American Indians Lag Other Graduates in College Readiness, ACT Says
More than half of the American Indian high school graduates in 2013 who took the ACT college-entrance exam did not meet any of four benchmarks that the test-makers say signal likely success in credit-bearing first-year college courses.
That compares to 31 percent of all high school graduates who took the test and met none of the performance benchmarks, according to a new analysis from ACT.
Of all the student groups, American Indian graduates who took the exam completed ACT's recommended core curriculum at the lowest rate—at 62 percent. On average, 74 percent of all students tested last year completed the core curriculum, which ACT defines as four years of English and three years each of math, social studies, and science.
Enrollment in some postsecondary program among American Indian graduates is also the lowest of any student group that took the ACT, even though a vast majority reported aspirations to attend college.
The ACT report used data from roughly 14,000 high school graduates who identified themselves as being of American Indian race/ethnicity on their ACT exams.
This analysis is in keeping with most of the academic outcomes we see for American Indian students, who lag on almost every major indicator of schooling success. American Indian children face some of the longest odds for completing high school and enrolling in college: They are more likely to be poor, more likely to live in isolated, underresourced communities, and more likely to die young than their peers in other racial and ethnic groups.

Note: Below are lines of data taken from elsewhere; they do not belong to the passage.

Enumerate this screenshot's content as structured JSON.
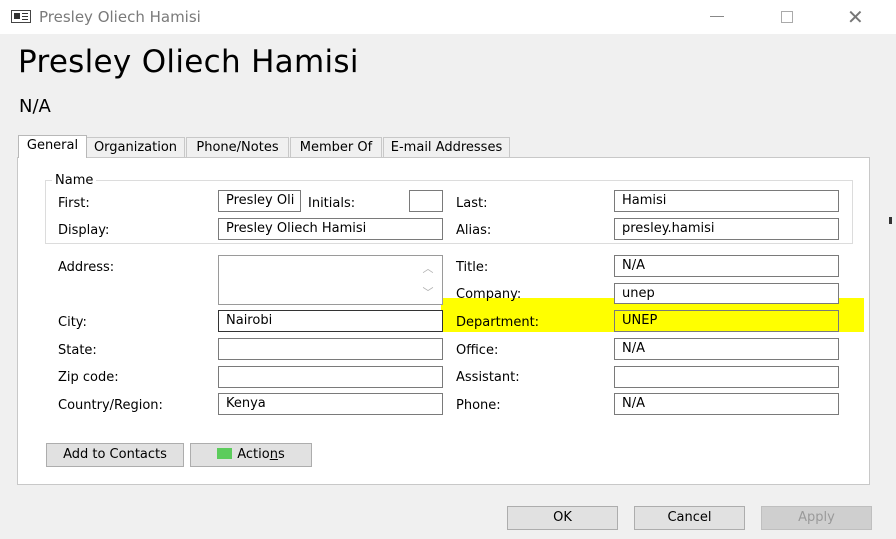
{
  "window": {
    "title": "Presley Oliech Hamisi",
    "minimize_glyph": "—",
    "maximize_glyph": "☐",
    "close_glyph": "✕",
    "icon": "contact-card-icon"
  },
  "header": {
    "display_name": "Presley Oliech Hamisi",
    "title": "N/A"
  },
  "tabs": [
    {
      "label": "General",
      "active": true
    },
    {
      "label": "Organization",
      "active": false
    },
    {
      "label": "Phone/Notes",
      "active": false
    },
    {
      "label": "Member Of",
      "active": false
    },
    {
      "label": "E-mail Addresses",
      "active": false
    }
  ],
  "name_group": {
    "label": "Name",
    "first_label": "First:",
    "first_value": "Presley Oli",
    "initials_label": "Initials:",
    "initials_value": "",
    "last_label": "Last:",
    "last_value": "Hamisi",
    "display_label": "Display:",
    "display_value": "Presley Oliech Hamisi",
    "alias_label": "Alias:",
    "alias_value": "presley.hamisi"
  },
  "address": {
    "address_label": "Address:",
    "address_value": "",
    "city_label": "City:",
    "city_value": "Nairobi",
    "state_label": "State:",
    "state_value": "",
    "zip_label": "Zip code:",
    "zip_value": "",
    "country_label": "Country/Region:",
    "country_value": "Kenya"
  },
  "work": {
    "title_label": "Title:",
    "title_value": "N/A",
    "company_label": "Company:",
    "company_value": "unep",
    "department_label": "Department:",
    "department_value": "UNEP",
    "office_label": "Office:",
    "office_value": "N/A",
    "assistant_label": "Assistant:",
    "assistant_value": "",
    "phone_label": "Phone:",
    "phone_value": "N/A"
  },
  "buttons": {
    "add_to_contacts": "Add to Contacts",
    "actions_pre": "Actio",
    "actions_u": "n",
    "actions_post": "s",
    "ok": "OK",
    "cancel": "Cancel",
    "apply": "Apply"
  },
  "colors": {
    "highlight": "#ffff00",
    "actions_icon": "#5ccc5c"
  }
}
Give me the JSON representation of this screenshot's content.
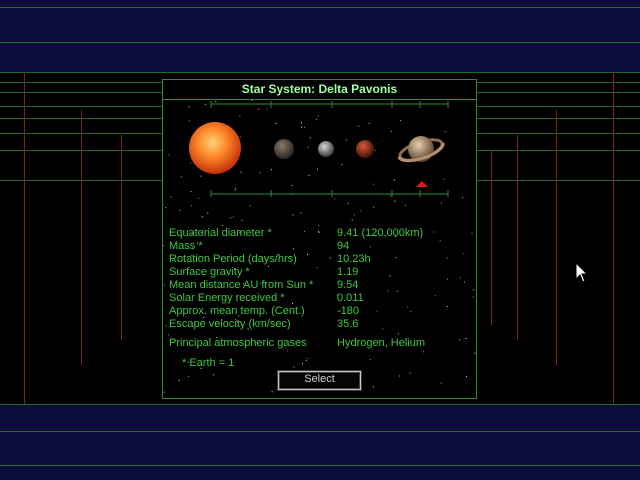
{
  "dialog": {
    "title": "Star System: Delta Pavonis",
    "stats": [
      {
        "label": "Equatorial diameter *",
        "value": "9.41 (120,000km)"
      },
      {
        "label": "Mass *",
        "value": "94"
      },
      {
        "label": "Rotation Period (days/hrs)",
        "value": "10.23h"
      },
      {
        "label": "Surface gravity *",
        "value": "1.19"
      },
      {
        "label": "Mean distance AU from Sun *",
        "value": "9.54"
      },
      {
        "label": "Solar Energy received *",
        "value": "0.011"
      },
      {
        "label": "Approx. mean temp. (Cent.)",
        "value": "-180"
      },
      {
        "label": "Escape velocity (km/sec)",
        "value": "35.6"
      }
    ],
    "atmosphere_label": "Principal atmospheric gases",
    "atmosphere_value": "Hydrogen, Helium",
    "footnote": "* Earth = 1",
    "select_label": "Select"
  },
  "system_view": {
    "bodies": [
      "star-icon",
      "planet-1-icon",
      "planet-2-icon",
      "planet-3-icon",
      "ringed-planet-icon"
    ],
    "selected_body": 5
  },
  "colors": {
    "text": "#3fc83f",
    "title": "#a2ffa0",
    "border": "#2f8a35",
    "band": "#0c0c3c",
    "marker": "#e01818"
  }
}
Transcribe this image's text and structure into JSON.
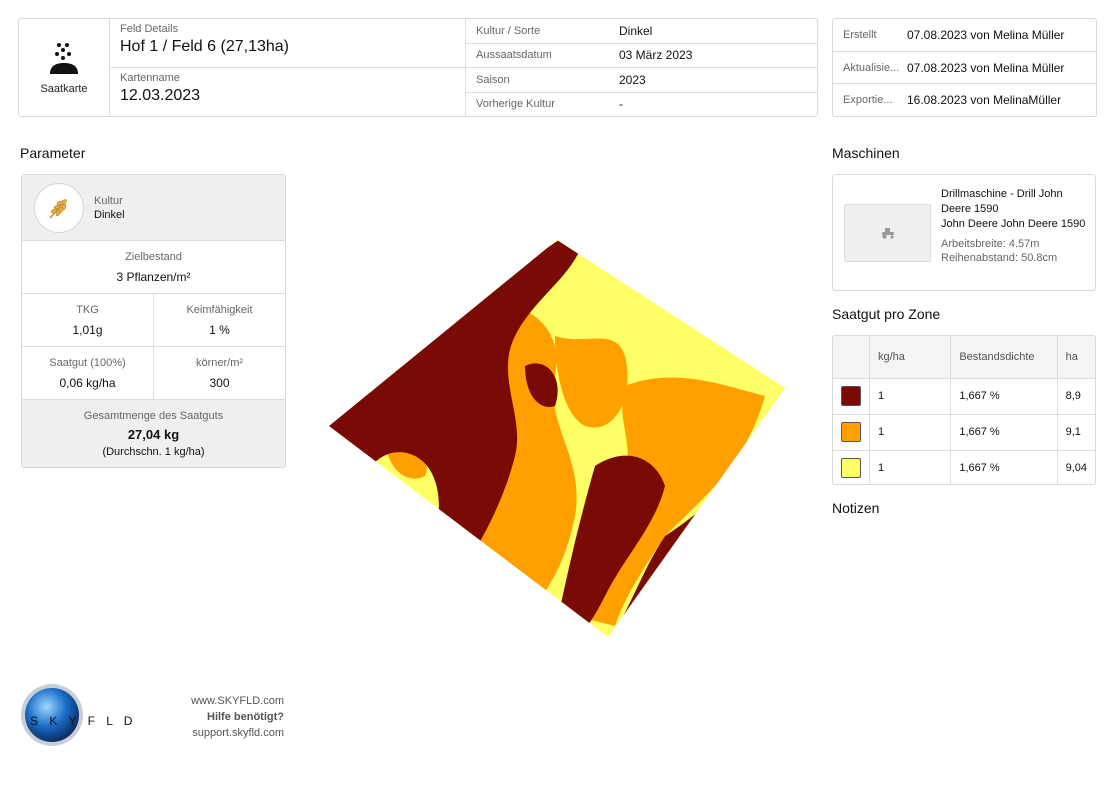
{
  "header": {
    "logo_label": "Saatkarte",
    "field_details_label": "Feld Details",
    "field_details_value": "Hof 1 / Feld 6 (27,13ha)",
    "map_name_label": "Kartenname",
    "map_name_value": "12.03.2023",
    "rows": [
      {
        "label": "Kultur / Sorte",
        "value": "Dinkel"
      },
      {
        "label": "Aussaatsdatum",
        "value": "03 März 2023"
      },
      {
        "label": "Saison",
        "value": "2023"
      },
      {
        "label": "Vorherige Kultur",
        "value": "-"
      }
    ]
  },
  "meta": [
    {
      "label": "Erstellt",
      "value": "07.08.2023 von Melina Müller"
    },
    {
      "label": "Aktualisie...",
      "value": "07.08.2023 von Melina Müller"
    },
    {
      "label": "Exportie...",
      "value": "16.08.2023 von MelinaMüller"
    }
  ],
  "parameter": {
    "title": "Parameter",
    "crop_label": "Kultur",
    "crop_value": "Dinkel",
    "target_label": "Zielbestand",
    "target_value": "3 Pflanzen/m²",
    "tkg_label": "TKG",
    "tkg_value": "1,01g",
    "germ_label": "Keimfähigkeit",
    "germ_value": "1 %",
    "seed_label": "Saatgut (100%)",
    "seed_value": "0,06 kg/ha",
    "grains_label": "körner/m²",
    "grains_value": "300",
    "total_label": "Gesamtmenge des Saatguts",
    "total_value": "27,04 kg",
    "total_avg": "(Durchschn. 1 kg/ha)"
  },
  "machines": {
    "title": "Maschinen",
    "name_line1": "Drillmaschine - Drill John Deere 1590",
    "name_line2": "John Deere John Deere 1590",
    "width": "Arbeitsbreite: 4.57m",
    "row_spacing": "Reihenabstand: 50.8cm"
  },
  "zones": {
    "title": "Saatgut pro Zone",
    "headers": [
      "",
      "kg/ha",
      "Bestandsdichte",
      "ha"
    ],
    "rows": [
      {
        "color": "#7a0a05",
        "kgha": "1",
        "density": "1,667 %",
        "ha": "8,9"
      },
      {
        "color": "#ffa000",
        "kgha": "1",
        "density": "1,667 %",
        "ha": "9,1"
      },
      {
        "color": "#ffff66",
        "kgha": "1",
        "density": "1,667 %",
        "ha": "9,04"
      }
    ]
  },
  "notes": {
    "title": "Notizen"
  },
  "map": {
    "zone_colors": [
      "#7a0a05",
      "#ffa000",
      "#ffff66"
    ]
  },
  "footer": {
    "brand": "S K Y F L D",
    "url": "www.SKYFLD.com",
    "help": "Hilfe benötigt?",
    "support": "support.skyfld.com"
  }
}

Education Week documented some of those challenges, as well as opportunities, in two very different Native American communities last year.